# EXERCISE
Pick out every line in the data below that holds "label".

# RECORDS FOR THE EXERCISE

***

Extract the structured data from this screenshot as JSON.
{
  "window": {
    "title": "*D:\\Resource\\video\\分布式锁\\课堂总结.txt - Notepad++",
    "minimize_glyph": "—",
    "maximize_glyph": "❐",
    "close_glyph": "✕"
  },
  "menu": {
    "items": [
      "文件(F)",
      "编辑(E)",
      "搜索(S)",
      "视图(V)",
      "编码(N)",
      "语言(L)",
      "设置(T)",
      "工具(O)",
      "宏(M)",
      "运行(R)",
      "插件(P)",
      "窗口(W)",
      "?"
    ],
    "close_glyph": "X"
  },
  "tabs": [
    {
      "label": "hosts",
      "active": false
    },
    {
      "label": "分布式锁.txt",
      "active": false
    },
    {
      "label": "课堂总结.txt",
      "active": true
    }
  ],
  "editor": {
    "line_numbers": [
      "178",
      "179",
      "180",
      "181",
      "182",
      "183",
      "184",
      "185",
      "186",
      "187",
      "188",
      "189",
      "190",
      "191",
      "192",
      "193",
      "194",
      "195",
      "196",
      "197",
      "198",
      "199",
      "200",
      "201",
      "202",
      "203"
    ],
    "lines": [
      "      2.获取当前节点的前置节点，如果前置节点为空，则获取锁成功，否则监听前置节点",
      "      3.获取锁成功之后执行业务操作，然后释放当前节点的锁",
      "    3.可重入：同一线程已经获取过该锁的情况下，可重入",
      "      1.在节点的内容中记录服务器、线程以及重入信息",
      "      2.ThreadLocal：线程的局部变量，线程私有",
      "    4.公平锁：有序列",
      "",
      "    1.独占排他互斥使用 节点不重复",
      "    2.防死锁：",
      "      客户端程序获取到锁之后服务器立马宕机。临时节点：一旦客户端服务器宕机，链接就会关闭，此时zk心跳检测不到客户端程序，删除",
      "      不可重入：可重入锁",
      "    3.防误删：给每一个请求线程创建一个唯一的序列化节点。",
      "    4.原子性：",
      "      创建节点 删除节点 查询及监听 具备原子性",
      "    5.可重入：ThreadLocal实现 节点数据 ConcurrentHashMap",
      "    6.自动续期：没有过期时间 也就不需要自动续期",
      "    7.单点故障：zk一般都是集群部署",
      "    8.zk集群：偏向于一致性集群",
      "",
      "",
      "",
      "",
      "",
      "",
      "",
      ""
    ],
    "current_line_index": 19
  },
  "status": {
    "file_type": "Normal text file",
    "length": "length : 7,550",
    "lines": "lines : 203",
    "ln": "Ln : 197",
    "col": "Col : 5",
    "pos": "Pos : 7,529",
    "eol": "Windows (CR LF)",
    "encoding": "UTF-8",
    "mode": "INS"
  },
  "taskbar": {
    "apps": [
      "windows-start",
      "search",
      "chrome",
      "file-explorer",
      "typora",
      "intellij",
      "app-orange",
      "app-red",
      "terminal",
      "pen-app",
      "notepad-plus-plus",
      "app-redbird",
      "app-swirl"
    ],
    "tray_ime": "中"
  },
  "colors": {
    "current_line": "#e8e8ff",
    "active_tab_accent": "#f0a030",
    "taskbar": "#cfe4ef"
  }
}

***

# ANSWER
      "label": "hosts",
      "label": "分布式锁.txt",
      "label": "课堂总结.txt",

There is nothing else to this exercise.